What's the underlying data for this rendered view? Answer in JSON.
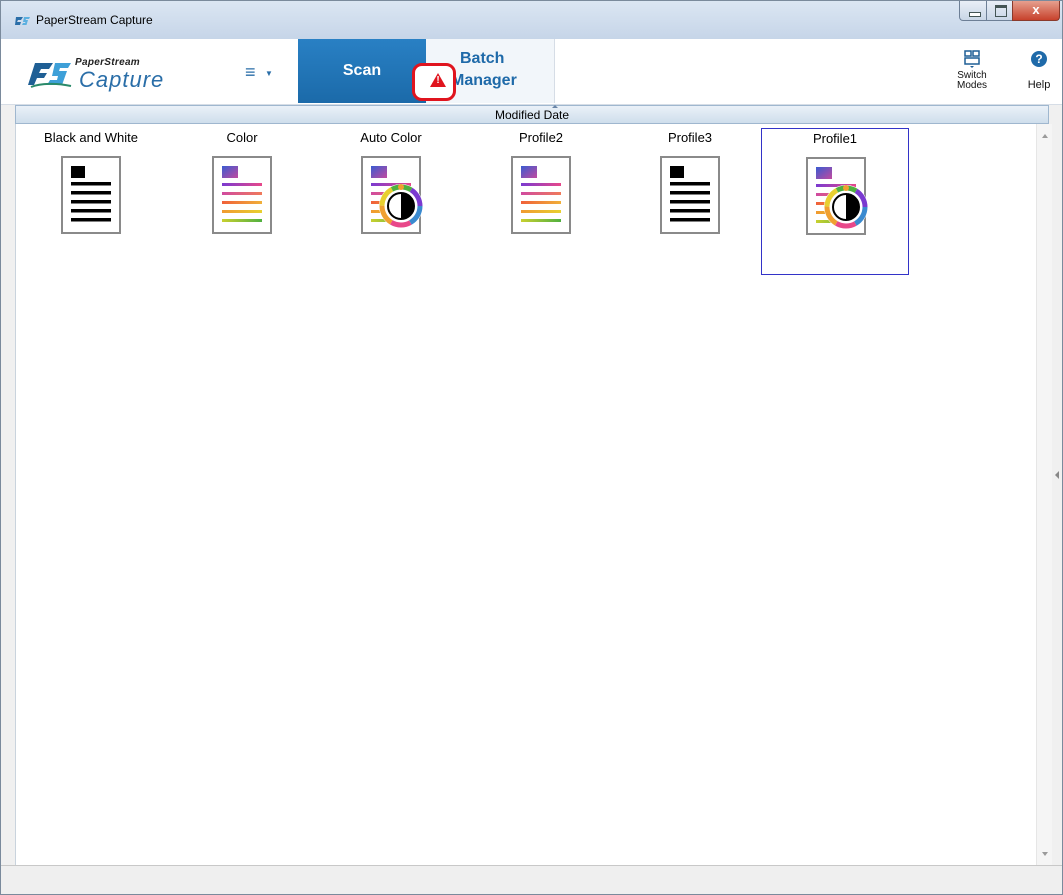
{
  "window": {
    "title": "PaperStream Capture",
    "close_glyph": "x"
  },
  "toolbar": {
    "logo_small": "PaperStream",
    "logo_big": "Capture",
    "menu_glyph": "≡",
    "tabs": [
      {
        "label": "Scan",
        "active": true
      },
      {
        "label_line1": "Batch",
        "label_line2": "Manager",
        "active": false,
        "warning_icon": "warning-triangle-icon"
      }
    ],
    "switch_modes_label_1": "Switch",
    "switch_modes_label_2": "Modes",
    "help_glyph": "?",
    "help_label": "Help"
  },
  "sort_header": {
    "label": "Modified Date"
  },
  "profiles": [
    {
      "name": "Black and White",
      "icon": "bw-document-icon",
      "selected": false
    },
    {
      "name": "Color",
      "icon": "color-document-icon",
      "selected": false
    },
    {
      "name": "Auto Color",
      "icon": "auto-color-document-icon",
      "selected": false
    },
    {
      "name": "Profile2",
      "icon": "color-document-icon",
      "selected": false
    },
    {
      "name": "Profile3",
      "icon": "bw-document-icon",
      "selected": false
    },
    {
      "name": "Profile1",
      "icon": "auto-color-document-icon",
      "selected": true
    }
  ],
  "colors": {
    "accent": "#1f6aa9",
    "scan_tab": "#2980c4",
    "warning": "#e0141e",
    "selection_border": "#3333c8"
  }
}
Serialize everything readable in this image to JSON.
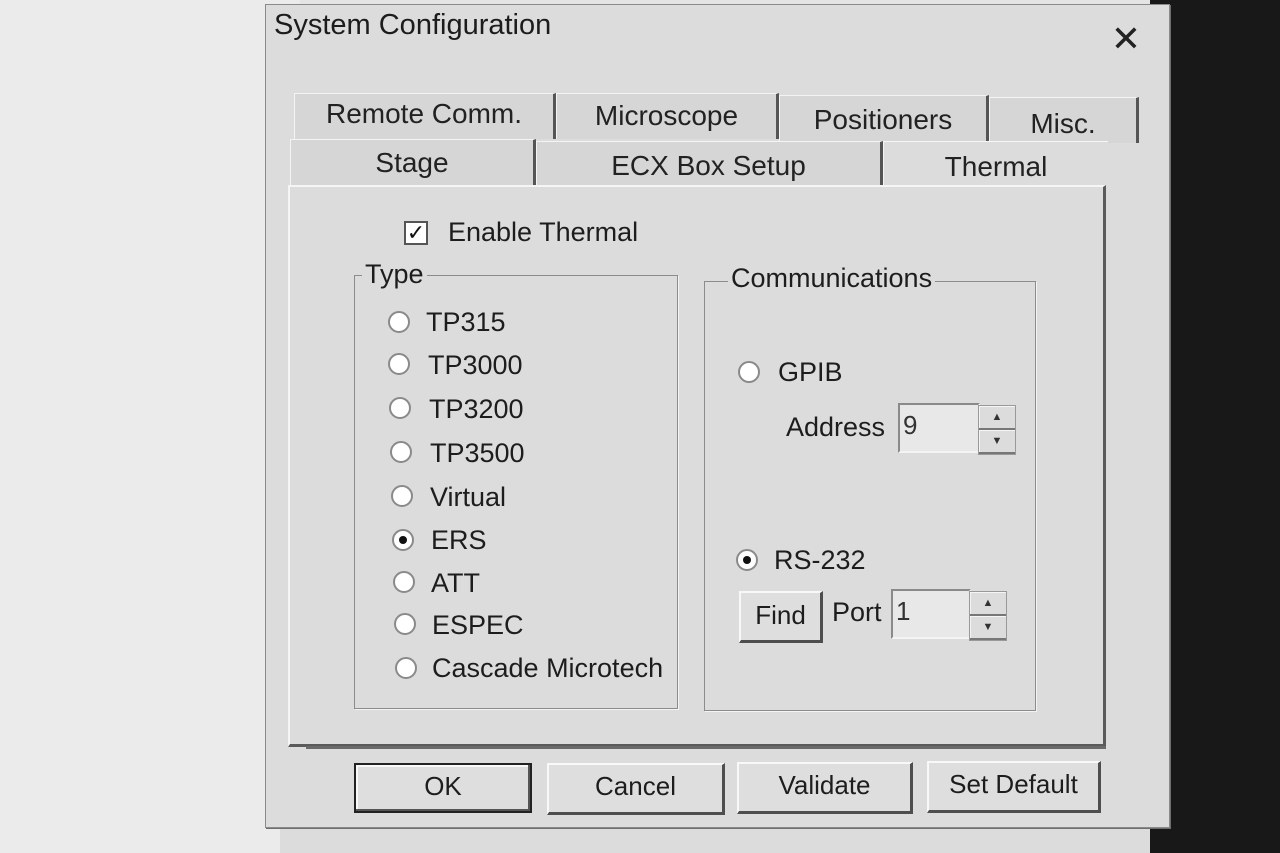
{
  "dialog": {
    "title": "System Configuration",
    "close_glyph": "✕"
  },
  "tabs": {
    "row1": [
      "Remote Comm.",
      "Microscope",
      "Positioners",
      "Misc."
    ],
    "row2": [
      "Stage",
      "ECX Box Setup",
      "Thermal"
    ],
    "active": "Thermal"
  },
  "thermal": {
    "enable_label": "Enable Thermal",
    "enable_checked": true,
    "type_group_title": "Type",
    "types": [
      {
        "label": "TP315",
        "selected": false
      },
      {
        "label": "TP3000",
        "selected": false
      },
      {
        "label": "TP3200",
        "selected": false
      },
      {
        "label": "TP3500",
        "selected": false
      },
      {
        "label": "Virtual",
        "selected": false
      },
      {
        "label": "ERS",
        "selected": true
      },
      {
        "label": "ATT",
        "selected": false
      },
      {
        "label": "ESPEC",
        "selected": false
      },
      {
        "label": "Cascade Microtech",
        "selected": false
      }
    ],
    "comm_group_title": "Communications",
    "gpib": {
      "label": "GPIB",
      "selected": false,
      "address_label": "Address",
      "address_value": "9"
    },
    "rs232": {
      "label": "RS-232",
      "selected": true,
      "find_label": "Find",
      "port_label": "Port",
      "port_value": "1"
    }
  },
  "buttons": {
    "ok": "OK",
    "cancel": "Cancel",
    "validate": "Validate",
    "set_default": "Set Default"
  },
  "icons": {
    "check_glyph": "✓",
    "spin_up": "▲",
    "spin_down": "▼"
  }
}
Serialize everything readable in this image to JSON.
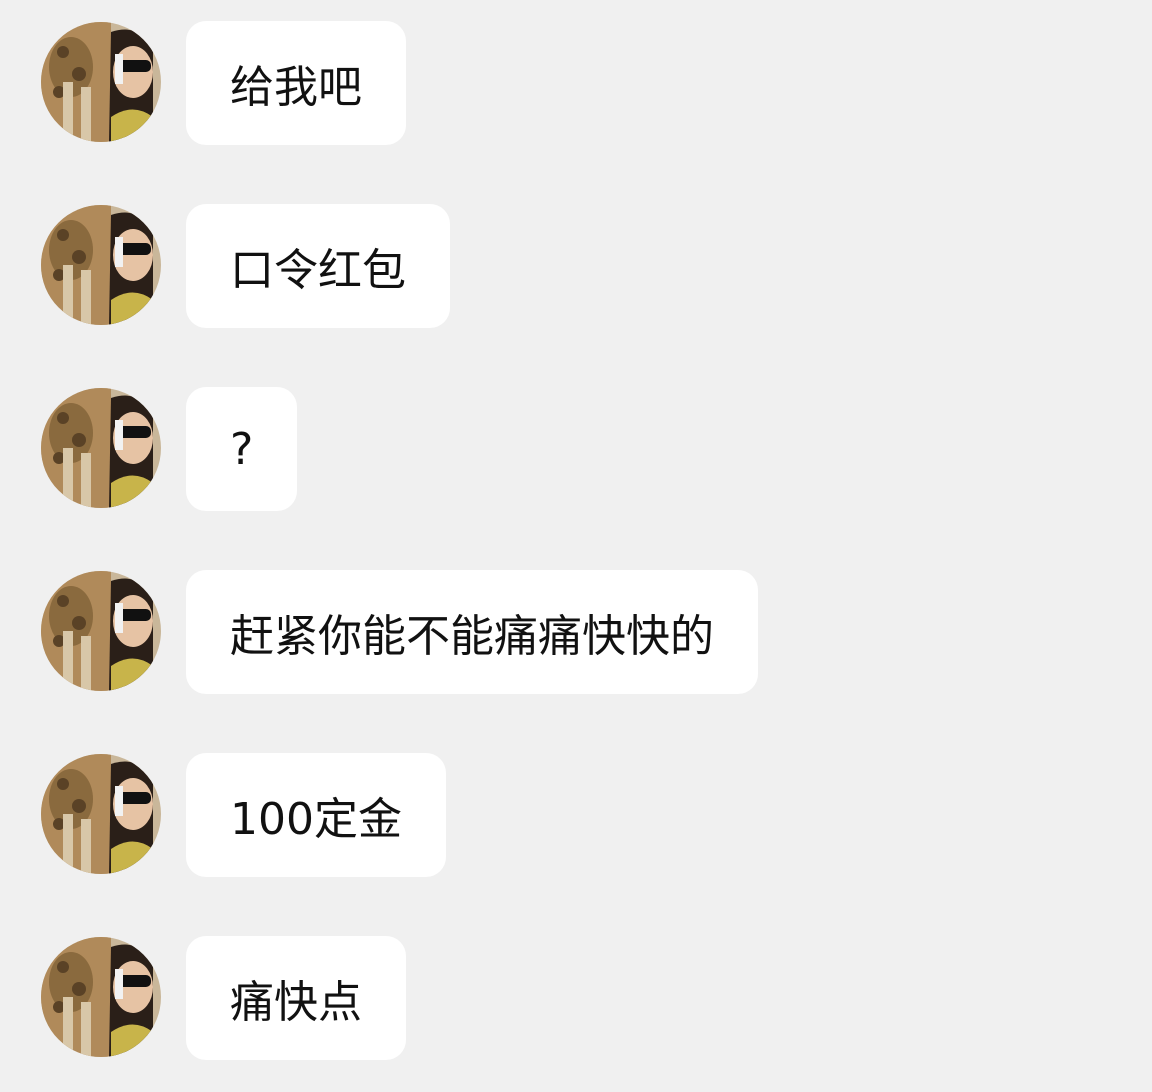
{
  "conversation": {
    "messages": [
      {
        "sender": "contact",
        "text": "给我吧",
        "avatar": "contact-avatar-photo"
      },
      {
        "sender": "contact",
        "text": "口令红包",
        "avatar": "contact-avatar-photo"
      },
      {
        "sender": "contact",
        "text": "?",
        "avatar": "contact-avatar-photo"
      },
      {
        "sender": "contact",
        "text": "赶紧你能不能痛痛快快的",
        "avatar": "contact-avatar-photo"
      },
      {
        "sender": "contact",
        "text": "100定金",
        "avatar": "contact-avatar-photo"
      },
      {
        "sender": "contact",
        "text": "痛快点",
        "avatar": "contact-avatar-photo"
      }
    ]
  },
  "colors": {
    "background": "#f0f0f0",
    "bubble": "#ffffff",
    "text": "#111111"
  }
}
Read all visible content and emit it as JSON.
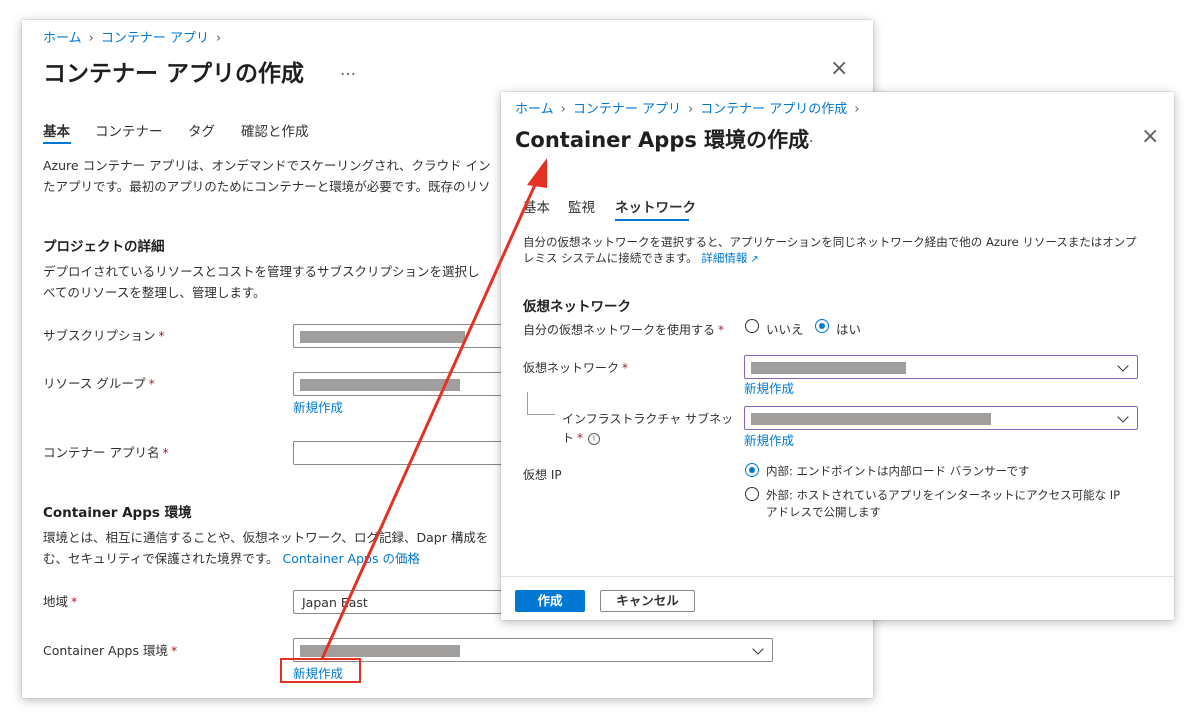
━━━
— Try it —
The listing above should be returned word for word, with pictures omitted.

— Answer space —
What's the underlying data for this rendered view? Answer in JSON.
{
  "window": {
    "title": "PaperStream Capture",
    "close_glyph": "x"
  },
  "toolbar": {
    "logo_small": "PaperStream",
    "logo_big": "Capture",
    "menu_glyph": "≡",
    "tabs": [
      {
        "label": "Scan",
        "active": true
      },
      {
        "label_line1": "Batch",
        "label_line2": "Manager",
        "active": false,
        "warning_icon": "warning-triangle-icon"
      }
    ],
    "switch_modes_label_1": "Switch",
    "switch_modes_label_2": "Modes",
    "help_glyph": "?",
    "help_label": "Help"
  },
  "sort_header": {
    "label": "Modified Date"
  },
  "profiles": [
    {
      "name": "Black and White",
      "icon": "bw-document-icon",
      "selected": false
    },
    {
      "name": "Color",
      "icon": "color-document-icon",
      "selected": false
    },
    {
      "name": "Auto Color",
      "icon": "auto-color-document-icon",
      "selected": false
    },
    {
      "name": "Profile2",
      "icon": "color-document-icon",
      "selected": false
    },
    {
      "name": "Profile3",
      "icon": "bw-document-icon",
      "selected": false
    },
    {
      "name": "Profile1",
      "icon": "auto-color-document-icon",
      "selected": true
    }
  ],
  "colors": {
    "accent": "#1f6aa9",
    "scan_tab": "#2980c4",
    "warning": "#e0141e",
    "selection_border": "#3333c8"
  }
}
Serialize everything readable in this image to JSON.
{
  "dialog": {
    "title": "System Configuration",
    "close_glyph": "✕"
  },
  "tabs": {
    "row1": [
      "Remote Comm.",
      "Microscope",
      "Positioners",
      "Misc."
    ],
    "row2": [
      "Stage",
      "ECX Box Setup",
      "Thermal"
    ],
    "active": "Thermal"
  },
  "thermal": {
    "enable_label": "Enable Thermal",
    "enable_checked": true,
    "type_group_title": "Type",
    "types": [
      {
        "label": "TP315",
        "selected": false
      },
      {
        "label": "TP3000",
        "selected": false
      },
      {
        "label": "TP3200",
        "selected": false
      },
      {
        "label": "TP3500",
        "selected": false
      },
      {
        "label": "Virtual",
        "selected": false
      },
      {
        "label": "ERS",
        "selected": true
      },
      {
        "label": "ATT",
        "selected": false
      },
      {
        "label": "ESPEC",
        "selected": false
      },
      {
        "label": "Cascade Microtech",
        "selected": false
      }
    ],
    "comm_group_title": "Communications",
    "gpib": {
      "label": "GPIB",
      "selected": false,
      "address_label": "Address",
      "address_value": "9"
    },
    "rs232": {
      "label": "RS-232",
      "selected": true,
      "find_label": "Find",
      "port_label": "Port",
      "port_value": "1"
    }
  },
  "buttons": {
    "ok": "OK",
    "cancel": "Cancel",
    "validate": "Validate",
    "set_default": "Set Default"
  },
  "icons": {
    "check_glyph": "✓",
    "spin_up": "▲",
    "spin_down": "▼"
  }
}
Serialize everything readable in this image to JSON.
{
  "conversation": {
    "messages": [
      {
        "sender": "contact",
        "text": "给我吧",
        "avatar": "contact-avatar-photo"
      },
      {
        "sender": "contact",
        "text": "口令红包",
        "avatar": "contact-avatar-photo"
      },
      {
        "sender": "contact",
        "text": "?",
        "avatar": "contact-avatar-photo"
      },
      {
        "sender": "contact",
        "text": "赶紧你能不能痛痛快快的",
        "avatar": "contact-avatar-photo"
      },
      {
        "sender": "contact",
        "text": "100定金",
        "avatar": "contact-avatar-photo"
      },
      {
        "sender": "contact",
        "text": "痛快点",
        "avatar": "contact-avatar-photo"
      }
    ]
  },
  "colors": {
    "background": "#f0f0f0",
    "bubble": "#ffffff",
    "text": "#111111"
  }
}
Read all visible content and emit it as JSON.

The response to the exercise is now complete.